* Information given *
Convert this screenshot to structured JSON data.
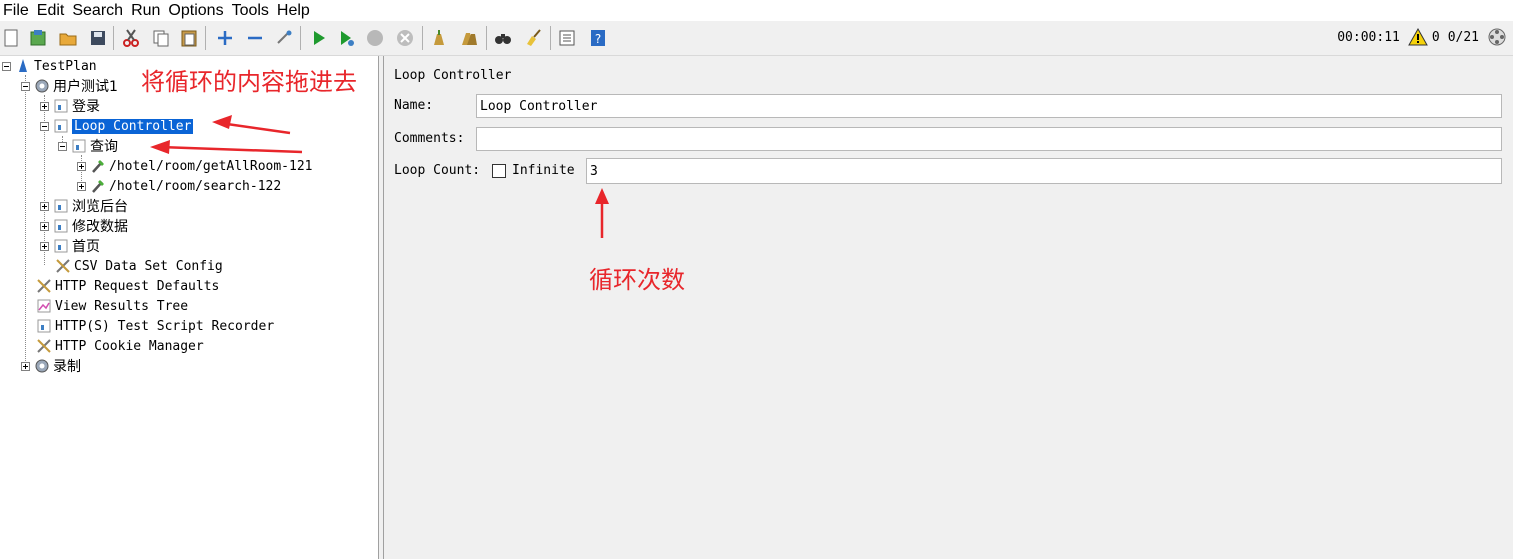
{
  "menu": [
    "File",
    "Edit",
    "Search",
    "Run",
    "Options",
    "Tools",
    "Help"
  ],
  "status": {
    "elapsed": "00:00:11",
    "warnings": "0",
    "threads": "0/21"
  },
  "tree": {
    "root": "TestPlan",
    "thread_group": "用户测试1",
    "login": "登录",
    "loop_controller": "Loop Controller",
    "query": "查询",
    "sampler1": "/hotel/room/getAllRoom-121",
    "sampler2": "/hotel/room/search-122",
    "browse_backend": "浏览后台",
    "modify_data": "修改数据",
    "home": "首页",
    "csv": "CSV Data Set Config",
    "http_defaults": "HTTP Request Defaults",
    "results_tree": "View Results Tree",
    "recorder": "HTTP(S) Test Script Recorder",
    "cookie": "HTTP Cookie Manager",
    "record": "录制"
  },
  "panel": {
    "title": "Loop Controller",
    "name_label": "Name:",
    "name_value": "Loop Controller",
    "comments_label": "Comments:",
    "comments_value": "",
    "loop_label": "Loop Count:",
    "infinite_label": "Infinite",
    "loop_value": "3"
  },
  "annotations": {
    "drag_hint": "将循环的内容拖进去",
    "loop_hint": "循环次数"
  },
  "colors": {
    "selection": "#0a64d6",
    "annotation": "#e8262b"
  }
}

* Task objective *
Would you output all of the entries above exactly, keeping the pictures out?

* Written answer *
Convert this screenshot to structured JSON data.
{
  "menu": [
    "File",
    "Edit",
    "Search",
    "Run",
    "Options",
    "Tools",
    "Help"
  ],
  "status": {
    "elapsed": "00:00:11",
    "warnings": "0",
    "threads": "0/21"
  },
  "tree": {
    "root": "TestPlan",
    "thread_group": "用户测试1",
    "login": "登录",
    "loop_controller": "Loop Controller",
    "query": "查询",
    "sampler1": "/hotel/room/getAllRoom-121",
    "sampler2": "/hotel/room/search-122",
    "browse_backend": "浏览后台",
    "modify_data": "修改数据",
    "home": "首页",
    "csv": "CSV Data Set Config",
    "http_defaults": "HTTP Request Defaults",
    "results_tree": "View Results Tree",
    "recorder": "HTTP(S) Test Script Recorder",
    "cookie": "HTTP Cookie Manager",
    "record": "录制"
  },
  "panel": {
    "title": "Loop Controller",
    "name_label": "Name:",
    "name_value": "Loop Controller",
    "comments_label": "Comments:",
    "comments_value": "",
    "loop_label": "Loop Count:",
    "infinite_label": "Infinite",
    "loop_value": "3"
  },
  "annotations": {
    "drag_hint": "将循环的内容拖进去",
    "loop_hint": "循环次数"
  },
  "colors": {
    "selection": "#0a64d6",
    "annotation": "#e8262b"
  }
}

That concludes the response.